An everyday example that puts all of this together is the difference between AM and FM radios. FM radio uses a shorter wavelength. FM stations are great for music, because that shorter wavelength preserves all the details of a recording. But AM stations, which use longer wavelengths, have better range. When reach is more important than audio quality, as is often the case with news stations, AM is a sensible choice.

As we know, there’s a similar relationship between 5 GHz and 2.4 GHz Wi-Fi bands. You can think of 2.4 GHz Wi-Fi as the AM radio of Wi-Fi bands!

Wi-Fi Channels

One reason the 5 GHz Wi-Fi band handles multiple devices better than the 2.4 GHz band is that it has more channels. What does this mean, exactly?

The key to understanding channels is knowing that your devices are not using exactly the same frequency to communicate with your router. Being on precisely the same frequency would be like sharing a walkie-talkie channel; it would lead to a lot of interference and confusion. In reality, the two bands of frequencies we are talking about are divided into channels — frequencies within the band that are assigned to individual devices as needed.

In theory, there are nearly infinite frequencies to use. In reality, though, frequencies that are too similar will interfere with each other. There needs to be enough space between each assigned frequency to keep things orderly, so each channel is more like a small range of frequencies — a mini-band within the larger band. Each of these mini-bands is a channel.

The 5 GHz band has more non-overlapping channels than the 2.4 GHz band does, which reduces the likelihood of interference and congestion from other devices. This is particularly beneficial in densely populated areas, where many networks operate simultaneously. (Your neighbor’s network is separate from yours, of course, but their router will be using similar frequencies!)

The 2.4 GHz band, while it has fewer channels, is more widely used due to its compatibility with a greater number of devices and its extended range, which can result in more congestion and potential interference, affecting the stability of the connections.

The Future of Wi-Fi: Introducing Wi-Fi 6E (and Wi-Fi 7)

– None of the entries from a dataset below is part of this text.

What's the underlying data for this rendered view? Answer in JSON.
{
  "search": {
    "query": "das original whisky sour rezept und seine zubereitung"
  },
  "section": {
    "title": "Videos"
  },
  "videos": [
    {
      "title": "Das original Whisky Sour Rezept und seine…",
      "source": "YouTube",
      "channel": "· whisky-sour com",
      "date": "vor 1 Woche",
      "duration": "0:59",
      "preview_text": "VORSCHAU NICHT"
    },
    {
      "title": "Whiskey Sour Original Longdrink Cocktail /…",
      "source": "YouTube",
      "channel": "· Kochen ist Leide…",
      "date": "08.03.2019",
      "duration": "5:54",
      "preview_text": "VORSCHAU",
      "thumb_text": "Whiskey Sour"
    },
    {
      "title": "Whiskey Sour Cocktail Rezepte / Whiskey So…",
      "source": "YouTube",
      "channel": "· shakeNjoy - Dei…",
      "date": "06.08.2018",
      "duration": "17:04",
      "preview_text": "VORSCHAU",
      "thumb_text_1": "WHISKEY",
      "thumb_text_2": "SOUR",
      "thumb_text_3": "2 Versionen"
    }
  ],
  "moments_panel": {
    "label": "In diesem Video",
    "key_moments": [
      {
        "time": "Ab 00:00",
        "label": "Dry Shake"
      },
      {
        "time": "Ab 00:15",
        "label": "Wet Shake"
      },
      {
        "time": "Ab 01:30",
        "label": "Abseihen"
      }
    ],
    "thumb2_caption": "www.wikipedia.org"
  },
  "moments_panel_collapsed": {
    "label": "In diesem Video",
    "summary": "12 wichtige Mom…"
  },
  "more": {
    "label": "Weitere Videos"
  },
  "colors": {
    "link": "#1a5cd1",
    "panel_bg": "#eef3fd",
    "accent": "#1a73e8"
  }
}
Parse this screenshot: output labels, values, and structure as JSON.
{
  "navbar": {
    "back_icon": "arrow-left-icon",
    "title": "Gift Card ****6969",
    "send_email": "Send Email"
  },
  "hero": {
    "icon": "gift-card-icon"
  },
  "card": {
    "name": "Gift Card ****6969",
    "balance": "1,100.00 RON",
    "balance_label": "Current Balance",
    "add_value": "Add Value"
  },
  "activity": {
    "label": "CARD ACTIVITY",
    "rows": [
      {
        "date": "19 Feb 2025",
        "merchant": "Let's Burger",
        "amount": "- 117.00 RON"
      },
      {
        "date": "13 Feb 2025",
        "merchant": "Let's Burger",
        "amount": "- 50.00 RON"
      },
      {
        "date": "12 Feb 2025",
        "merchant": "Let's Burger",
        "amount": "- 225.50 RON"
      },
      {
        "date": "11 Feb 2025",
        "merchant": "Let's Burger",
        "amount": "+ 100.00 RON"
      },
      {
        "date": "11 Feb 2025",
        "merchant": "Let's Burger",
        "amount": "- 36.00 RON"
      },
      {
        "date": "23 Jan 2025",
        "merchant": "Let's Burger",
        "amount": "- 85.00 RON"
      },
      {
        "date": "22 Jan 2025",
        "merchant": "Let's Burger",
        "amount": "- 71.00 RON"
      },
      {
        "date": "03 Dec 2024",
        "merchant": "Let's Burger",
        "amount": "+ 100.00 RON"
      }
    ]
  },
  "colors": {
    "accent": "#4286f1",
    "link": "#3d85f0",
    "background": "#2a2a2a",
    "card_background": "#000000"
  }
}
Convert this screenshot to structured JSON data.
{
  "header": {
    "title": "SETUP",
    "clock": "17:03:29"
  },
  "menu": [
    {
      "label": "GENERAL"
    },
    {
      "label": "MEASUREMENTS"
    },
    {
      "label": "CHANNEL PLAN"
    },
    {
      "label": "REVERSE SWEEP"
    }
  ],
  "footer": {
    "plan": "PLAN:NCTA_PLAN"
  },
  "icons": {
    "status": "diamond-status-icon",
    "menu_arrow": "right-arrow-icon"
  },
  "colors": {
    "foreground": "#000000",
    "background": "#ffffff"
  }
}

Wi-Fi 6E and Wi-Fi 7 are the next leaps in Wi-Fi technology, utilizing the 6 GHz band to offer even faster speeds and more efficient data transmission. This development promises to enhance wireless connectivity, especially in environments with high-density Wi-Fi usage.

When these become more widely adopted, the 6 GHz band will become another consideration when configuring your home network setup. Your most important devices might be best positioned on it instead, as it offers the best overall stability and speeds.